So it isn’t so much a case of Singapore Airlines not wanting to serve Dom, it’s that they can’t do it anymore!
Does this mean the end of Dom Pérignon in Singapore Airlines First Class forever? Not quite. At the end of the day, what Emirates has with Dom is a contract, and contracts can lapse.
Do I think Singapore Airlines needs to introduce a new “prestige” label, like what Japan Airlines has with Salon and Cristal? I certainly wouldn’t mind if they did, but some perspective would be good: Krug Grande Cuvée and Taittinger Comtes de Champagne are no slouches. The latter’s 2008 vintage has received universal acclaim, and oenophiles tell me it could more than hold its own at any blind tasting.

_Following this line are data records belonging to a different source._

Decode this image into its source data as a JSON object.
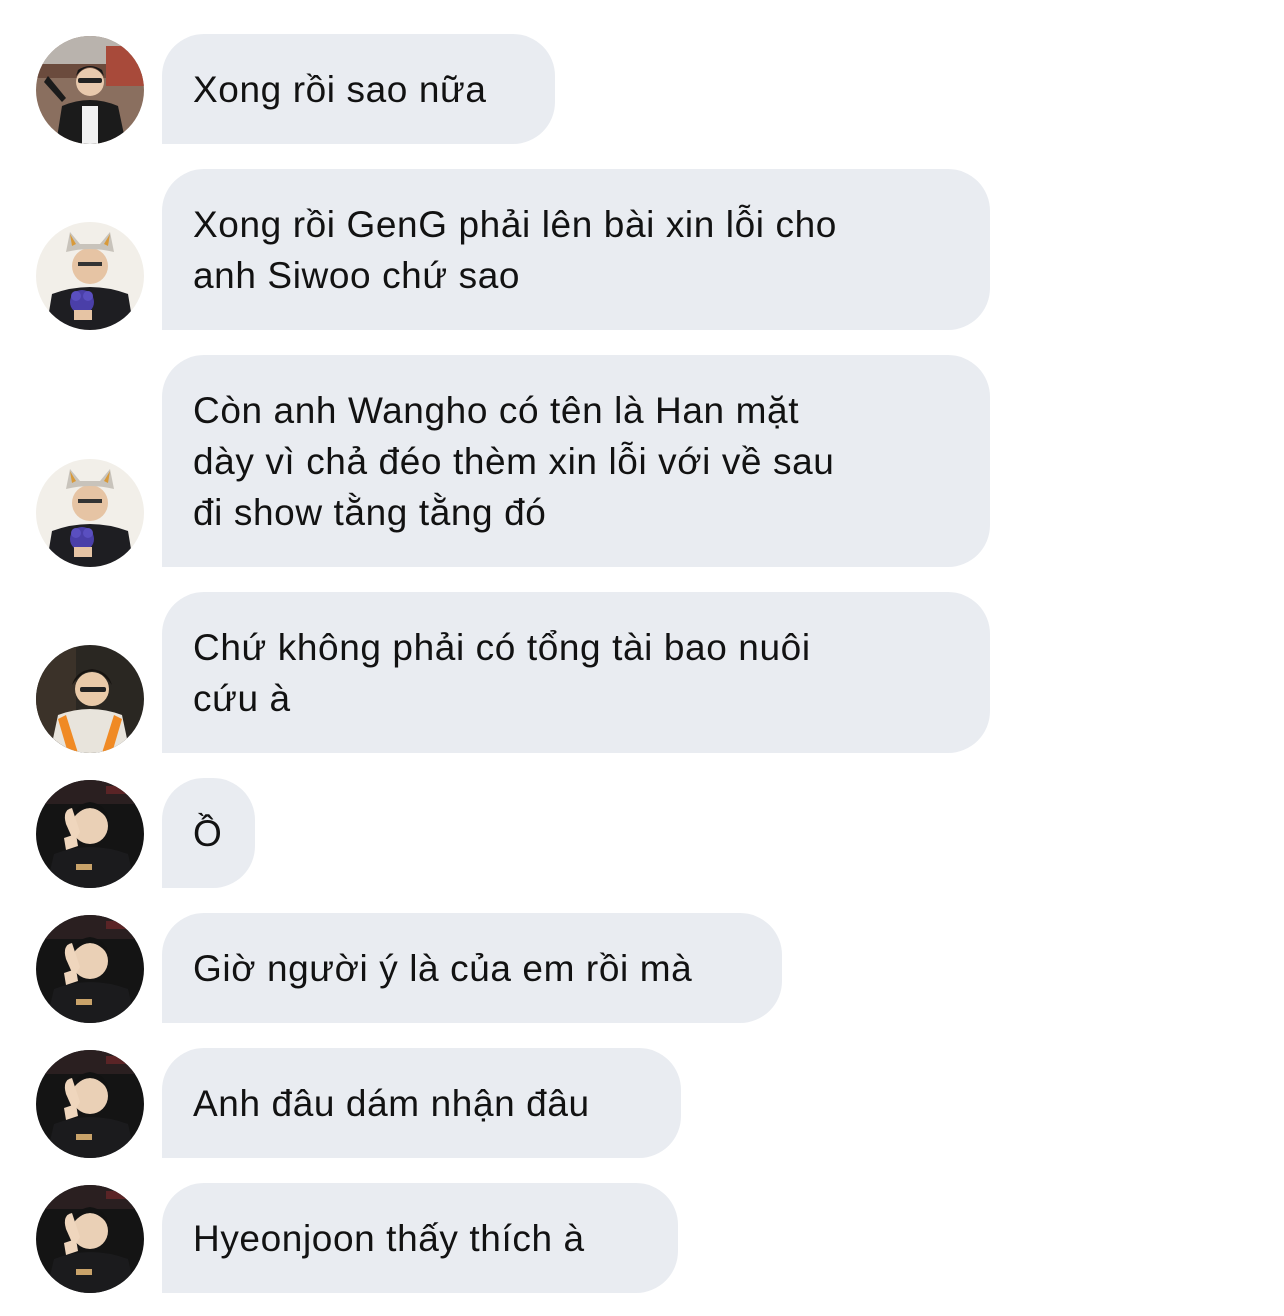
{
  "messages": [
    {
      "text": "Xong rồi sao nữa",
      "avatar": "avatar-jacket-outdoor"
    },
    {
      "text": "Xong rồi GenG phải lên bài xin lỗi cho\nanh Siwoo chứ sao",
      "avatar": "avatar-cat-hat"
    },
    {
      "text": "Còn anh Wangho có tên là Han mặt\ndày vì chả đéo thèm xin lỗi với về sau\nđi show tằng tằng đó",
      "avatar": "avatar-cat-hat"
    },
    {
      "text": "Chứ không phải có tổng tài bao nuôi\ncứu à",
      "avatar": "avatar-orange-jersey"
    },
    {
      "text": "Ồ",
      "avatar": "avatar-hand-on-face"
    },
    {
      "text": "Giờ người ý là của em rồi mà",
      "avatar": "avatar-hand-on-face"
    },
    {
      "text": "Anh đâu dám nhận đâu",
      "avatar": "avatar-hand-on-face"
    },
    {
      "text": "Hyeonjoon thấy thích à",
      "avatar": "avatar-hand-on-face"
    }
  ],
  "colors": {
    "bubble": "#e9ecf1",
    "text": "#121212",
    "background": "#ffffff"
  }
}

For the sake of comparison, here’s what other airlines are pouring in First Class. Singapore Airlines’ selection still strikes me as more than competitive.
|Airline||First Class champagne|
|Note: Airlines regularly rotate their champagnes, so the list above may be out of date|
Singapore Airlines will part ways with Dom Pérignon from November due to the brand’s exclusive tie-up with Emirates. This doesn’t mean it’s gone forever, though I wouldn’t expect it to make a comeback for at least a couple of years. Emirates has no doubt paid a pretty penny for the privilege, and it would be pointless for SIA to compete with bottomless Middle East oil money in what’s essentially a game of bragging rights.
It feels strange not to see Dom on SIA, but that’s probably because the marketing team did such a good job of cultivating a connection between the two over the years. As best I can tell, the partnership has been around since 1985 (and probably earlier), an astounding 40-year vintage that’s well worth popping something to.
Talk about a combo-breaker.